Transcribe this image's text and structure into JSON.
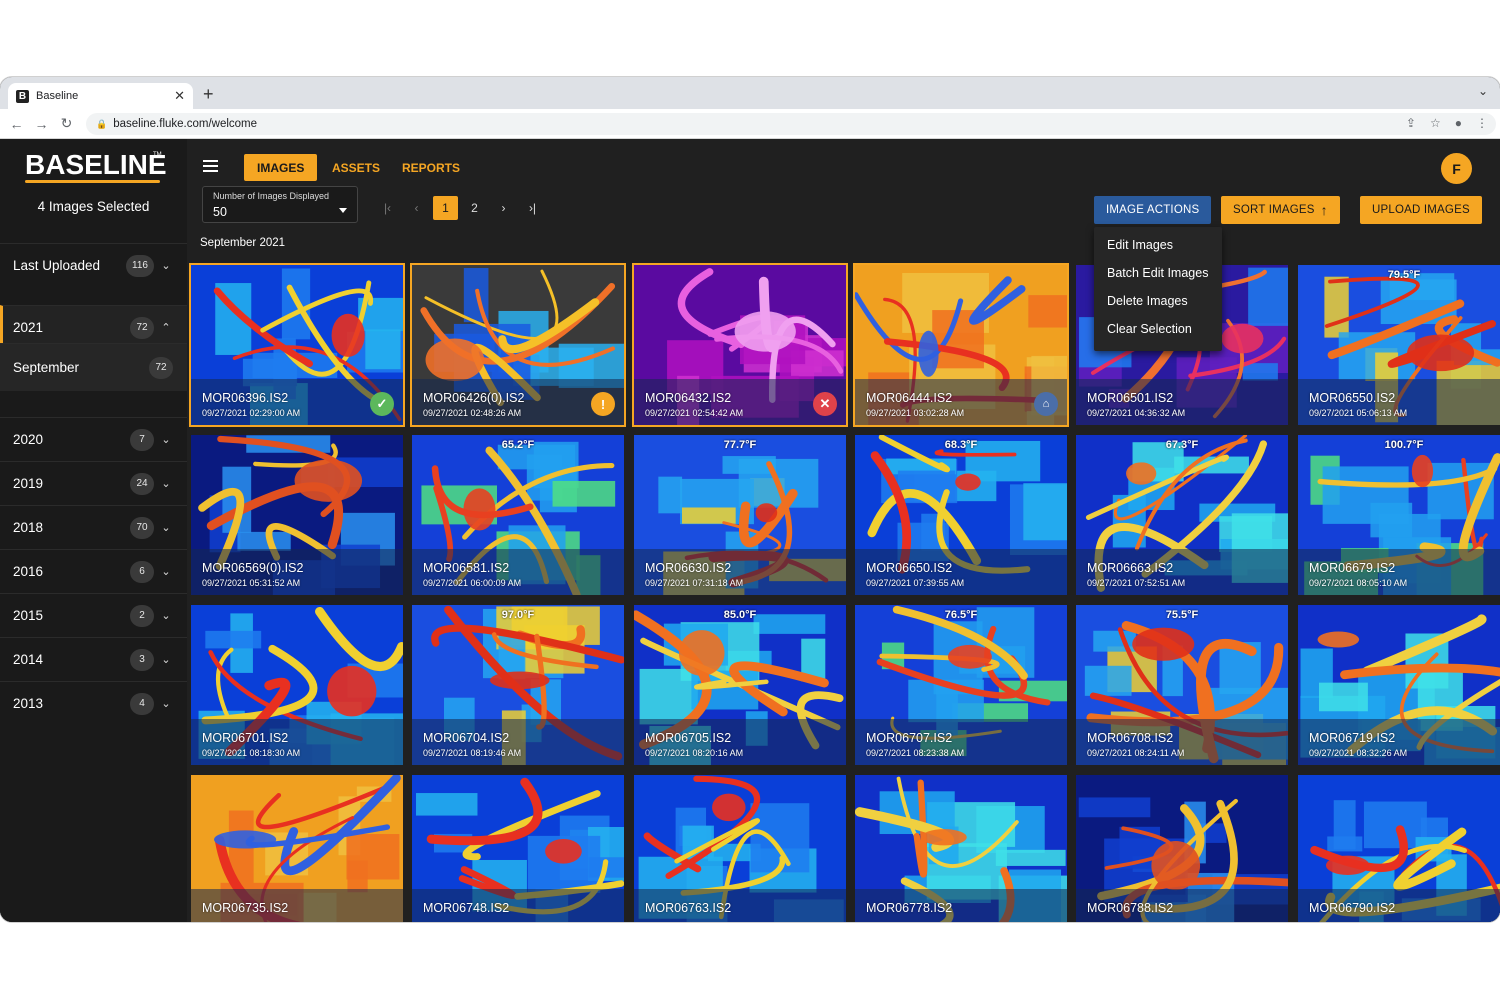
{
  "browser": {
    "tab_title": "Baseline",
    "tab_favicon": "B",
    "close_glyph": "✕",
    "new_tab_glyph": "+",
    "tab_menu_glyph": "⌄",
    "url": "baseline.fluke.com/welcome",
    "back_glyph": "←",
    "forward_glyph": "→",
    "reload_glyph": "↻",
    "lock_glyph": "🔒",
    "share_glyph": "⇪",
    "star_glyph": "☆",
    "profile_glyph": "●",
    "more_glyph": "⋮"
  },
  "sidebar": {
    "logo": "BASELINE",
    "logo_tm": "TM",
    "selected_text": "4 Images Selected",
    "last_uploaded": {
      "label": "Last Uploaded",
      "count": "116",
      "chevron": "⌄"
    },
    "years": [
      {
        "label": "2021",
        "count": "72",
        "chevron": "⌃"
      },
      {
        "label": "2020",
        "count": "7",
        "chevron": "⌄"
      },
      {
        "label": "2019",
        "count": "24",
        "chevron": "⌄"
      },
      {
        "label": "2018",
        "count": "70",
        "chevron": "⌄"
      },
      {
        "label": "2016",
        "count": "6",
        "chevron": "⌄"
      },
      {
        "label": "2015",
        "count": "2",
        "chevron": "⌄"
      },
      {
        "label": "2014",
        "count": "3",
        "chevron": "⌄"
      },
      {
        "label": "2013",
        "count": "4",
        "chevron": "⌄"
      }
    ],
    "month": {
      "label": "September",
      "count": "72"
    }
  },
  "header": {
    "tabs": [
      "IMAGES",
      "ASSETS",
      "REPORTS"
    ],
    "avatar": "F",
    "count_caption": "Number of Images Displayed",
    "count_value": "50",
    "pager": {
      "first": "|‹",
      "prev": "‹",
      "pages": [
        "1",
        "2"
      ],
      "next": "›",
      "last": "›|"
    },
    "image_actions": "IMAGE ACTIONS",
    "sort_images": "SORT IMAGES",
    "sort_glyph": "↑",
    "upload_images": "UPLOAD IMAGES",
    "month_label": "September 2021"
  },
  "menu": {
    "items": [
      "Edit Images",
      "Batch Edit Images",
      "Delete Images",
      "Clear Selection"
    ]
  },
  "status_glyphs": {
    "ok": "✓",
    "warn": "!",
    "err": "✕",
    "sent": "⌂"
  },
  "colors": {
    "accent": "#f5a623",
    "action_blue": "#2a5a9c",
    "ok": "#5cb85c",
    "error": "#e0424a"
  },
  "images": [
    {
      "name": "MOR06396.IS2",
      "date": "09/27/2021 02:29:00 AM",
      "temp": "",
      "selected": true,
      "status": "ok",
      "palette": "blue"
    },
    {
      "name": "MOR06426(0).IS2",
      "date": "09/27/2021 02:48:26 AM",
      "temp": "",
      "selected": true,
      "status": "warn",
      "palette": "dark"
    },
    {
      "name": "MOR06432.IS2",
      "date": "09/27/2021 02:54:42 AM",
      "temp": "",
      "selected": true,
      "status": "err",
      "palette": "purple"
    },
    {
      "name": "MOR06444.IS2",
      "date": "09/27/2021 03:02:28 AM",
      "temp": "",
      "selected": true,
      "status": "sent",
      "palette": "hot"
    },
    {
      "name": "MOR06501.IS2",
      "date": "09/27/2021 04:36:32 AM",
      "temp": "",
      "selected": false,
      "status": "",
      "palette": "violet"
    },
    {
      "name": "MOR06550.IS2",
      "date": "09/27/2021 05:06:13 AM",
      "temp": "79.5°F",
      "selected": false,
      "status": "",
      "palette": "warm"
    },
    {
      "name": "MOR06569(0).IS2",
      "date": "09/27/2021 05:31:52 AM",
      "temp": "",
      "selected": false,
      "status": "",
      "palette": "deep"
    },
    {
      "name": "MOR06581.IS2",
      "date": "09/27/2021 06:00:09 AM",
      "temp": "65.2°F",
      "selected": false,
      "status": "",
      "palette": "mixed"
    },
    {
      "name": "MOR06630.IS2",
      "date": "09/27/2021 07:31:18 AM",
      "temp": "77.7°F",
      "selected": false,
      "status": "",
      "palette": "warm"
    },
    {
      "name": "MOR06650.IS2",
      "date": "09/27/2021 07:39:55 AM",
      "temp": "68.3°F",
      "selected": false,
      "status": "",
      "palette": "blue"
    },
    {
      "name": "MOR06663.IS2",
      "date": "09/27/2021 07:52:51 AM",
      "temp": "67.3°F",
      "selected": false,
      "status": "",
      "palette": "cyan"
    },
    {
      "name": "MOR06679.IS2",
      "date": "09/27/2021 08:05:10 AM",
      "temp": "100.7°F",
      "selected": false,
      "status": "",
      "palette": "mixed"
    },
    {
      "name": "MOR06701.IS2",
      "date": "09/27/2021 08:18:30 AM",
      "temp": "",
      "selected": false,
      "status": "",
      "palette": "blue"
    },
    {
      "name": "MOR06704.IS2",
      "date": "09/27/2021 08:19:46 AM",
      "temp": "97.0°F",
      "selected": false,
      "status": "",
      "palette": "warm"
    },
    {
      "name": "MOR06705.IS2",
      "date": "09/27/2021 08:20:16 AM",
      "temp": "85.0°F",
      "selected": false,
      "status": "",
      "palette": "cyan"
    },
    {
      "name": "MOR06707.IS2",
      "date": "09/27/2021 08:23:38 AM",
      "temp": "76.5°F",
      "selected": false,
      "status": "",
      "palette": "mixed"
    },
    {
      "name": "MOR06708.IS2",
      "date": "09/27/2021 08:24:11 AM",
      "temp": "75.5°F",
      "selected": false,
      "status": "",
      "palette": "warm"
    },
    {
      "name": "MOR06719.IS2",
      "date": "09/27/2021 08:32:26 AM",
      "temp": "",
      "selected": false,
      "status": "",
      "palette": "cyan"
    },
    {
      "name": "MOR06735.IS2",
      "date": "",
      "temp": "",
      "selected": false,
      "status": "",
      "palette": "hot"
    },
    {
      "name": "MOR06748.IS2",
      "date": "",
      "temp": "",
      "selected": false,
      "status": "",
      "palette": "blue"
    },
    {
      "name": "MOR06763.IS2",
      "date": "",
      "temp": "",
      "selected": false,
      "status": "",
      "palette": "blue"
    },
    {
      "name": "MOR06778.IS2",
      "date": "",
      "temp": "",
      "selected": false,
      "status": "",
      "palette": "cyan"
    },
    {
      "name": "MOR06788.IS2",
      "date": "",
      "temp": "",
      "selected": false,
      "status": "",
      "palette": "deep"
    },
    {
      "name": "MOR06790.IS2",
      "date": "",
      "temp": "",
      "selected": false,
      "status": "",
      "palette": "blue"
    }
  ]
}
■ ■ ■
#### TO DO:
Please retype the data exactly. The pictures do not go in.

#### TASK OUTPUT:
Transcribe this image's text and structure into JSON.
{
  "browser": {
    "tab_title": "Baseline",
    "tab_favicon": "B",
    "close_glyph": "✕",
    "new_tab_glyph": "+",
    "tab_menu_glyph": "⌄",
    "url": "baseline.fluke.com/welcome",
    "back_glyph": "←",
    "forward_glyph": "→",
    "reload_glyph": "↻",
    "lock_glyph": "🔒",
    "share_glyph": "⇪",
    "star_glyph": "☆",
    "profile_glyph": "●",
    "more_glyph": "⋮"
  },
  "sidebar": {
    "logo": "BASELINE",
    "logo_tm": "TM",
    "selected_text": "4 Images Selected",
    "last_uploaded": {
      "label": "Last Uploaded",
      "count": "116",
      "chevron": "⌄"
    },
    "years": [
      {
        "label": "2021",
        "count": "72",
        "chevron": "⌃"
      },
      {
        "label": "2020",
        "count": "7",
        "chevron": "⌄"
      },
      {
        "label": "2019",
        "count": "24",
        "chevron": "⌄"
      },
      {
        "label": "2018",
        "count": "70",
        "chevron": "⌄"
      },
      {
        "label": "2016",
        "count": "6",
        "chevron": "⌄"
      },
      {
        "label": "2015",
        "count": "2",
        "chevron": "⌄"
      },
      {
        "label": "2014",
        "count": "3",
        "chevron": "⌄"
      },
      {
        "label": "2013",
        "count": "4",
        "chevron": "⌄"
      }
    ],
    "month": {
      "label": "September",
      "count": "72"
    }
  },
  "header": {
    "tabs": [
      "IMAGES",
      "ASSETS",
      "REPORTS"
    ],
    "avatar": "F",
    "count_caption": "Number of Images Displayed",
    "count_value": "50",
    "pager": {
      "first": "|‹",
      "prev": "‹",
      "pages": [
        "1",
        "2"
      ],
      "next": "›",
      "last": "›|"
    },
    "image_actions": "IMAGE ACTIONS",
    "sort_images": "SORT IMAGES",
    "sort_glyph": "↑",
    "upload_images": "UPLOAD IMAGES",
    "month_label": "September 2021"
  },
  "menu": {
    "items": [
      "Edit Images",
      "Batch Edit Images",
      "Delete Images",
      "Clear Selection"
    ]
  },
  "status_glyphs": {
    "ok": "✓",
    "warn": "!",
    "err": "✕",
    "sent": "⌂"
  },
  "colors": {
    "accent": "#f5a623",
    "action_blue": "#2a5a9c",
    "ok": "#5cb85c",
    "error": "#e0424a"
  },
  "images": [
    {
      "name": "MOR06396.IS2",
      "date": "09/27/2021 02:29:00 AM",
      "temp": "",
      "selected": true,
      "status": "ok",
      "palette": "blue"
    },
    {
      "name": "MOR06426(0).IS2",
      "date": "09/27/2021 02:48:26 AM",
      "temp": "",
      "selected": true,
      "status": "warn",
      "palette": "dark"
    },
    {
      "name": "MOR06432.IS2",
      "date": "09/27/2021 02:54:42 AM",
      "temp": "",
      "selected": true,
      "status": "err",
      "palette": "purple"
    },
    {
      "name": "MOR06444.IS2",
      "date": "09/27/2021 03:02:28 AM",
      "temp": "",
      "selected": true,
      "status": "sent",
      "palette": "hot"
    },
    {
      "name": "MOR06501.IS2",
      "date": "09/27/2021 04:36:32 AM",
      "temp": "",
      "selected": false,
      "status": "",
      "palette": "violet"
    },
    {
      "name": "MOR06550.IS2",
      "date": "09/27/2021 05:06:13 AM",
      "temp": "79.5°F",
      "selected": false,
      "status": "",
      "palette": "warm"
    },
    {
      "name": "MOR06569(0).IS2",
      "date": "09/27/2021 05:31:52 AM",
      "temp": "",
      "selected": false,
      "status": "",
      "palette": "deep"
    },
    {
      "name": "MOR06581.IS2",
      "date": "09/27/2021 06:00:09 AM",
      "temp": "65.2°F",
      "selected": false,
      "status": "",
      "palette": "mixed"
    },
    {
      "name": "MOR06630.IS2",
      "date": "09/27/2021 07:31:18 AM",
      "temp": "77.7°F",
      "selected": false,
      "status": "",
      "palette": "warm"
    },
    {
      "name": "MOR06650.IS2",
      "date": "09/27/2021 07:39:55 AM",
      "temp": "68.3°F",
      "selected": false,
      "status": "",
      "palette": "blue"
    },
    {
      "name": "MOR06663.IS2",
      "date": "09/27/2021 07:52:51 AM",
      "temp": "67.3°F",
      "selected": false,
      "status": "",
      "palette": "cyan"
    },
    {
      "name": "MOR06679.IS2",
      "date": "09/27/2021 08:05:10 AM",
      "temp": "100.7°F",
      "selected": false,
      "status": "",
      "palette": "mixed"
    },
    {
      "name": "MOR06701.IS2",
      "date": "09/27/2021 08:18:30 AM",
      "temp": "",
      "selected": false,
      "status": "",
      "palette": "blue"
    },
    {
      "name": "MOR06704.IS2",
      "date": "09/27/2021 08:19:46 AM",
      "temp": "97.0°F",
      "selected": false,
      "status": "",
      "palette": "warm"
    },
    {
      "name": "MOR06705.IS2",
      "date": "09/27/2021 08:20:16 AM",
      "temp": "85.0°F",
      "selected": false,
      "status": "",
      "palette": "cyan"
    },
    {
      "name": "MOR06707.IS2",
      "date": "09/27/2021 08:23:38 AM",
      "temp": "76.5°F",
      "selected": false,
      "status": "",
      "palette": "mixed"
    },
    {
      "name": "MOR06708.IS2",
      "date": "09/27/2021 08:24:11 AM",
      "temp": "75.5°F",
      "selected": false,
      "status": "",
      "palette": "warm"
    },
    {
      "name": "MOR06719.IS2",
      "date": "09/27/2021 08:32:26 AM",
      "temp": "",
      "selected": false,
      "status": "",
      "palette": "cyan"
    },
    {
      "name": "MOR06735.IS2",
      "date": "",
      "temp": "",
      "selected": false,
      "status": "",
      "palette": "hot"
    },
    {
      "name": "MOR06748.IS2",
      "date": "",
      "temp": "",
      "selected": false,
      "status": "",
      "palette": "blue"
    },
    {
      "name": "MOR06763.IS2",
      "date": "",
      "temp": "",
      "selected": false,
      "status": "",
      "palette": "blue"
    },
    {
      "name": "MOR06778.IS2",
      "date": "",
      "temp": "",
      "selected": false,
      "status": "",
      "palette": "cyan"
    },
    {
      "name": "MOR06788.IS2",
      "date": "",
      "temp": "",
      "selected": false,
      "status": "",
      "palette": "deep"
    },
    {
      "name": "MOR06790.IS2",
      "date": "",
      "temp": "",
      "selected": false,
      "status": "",
      "palette": "blue"
    }
  ]
}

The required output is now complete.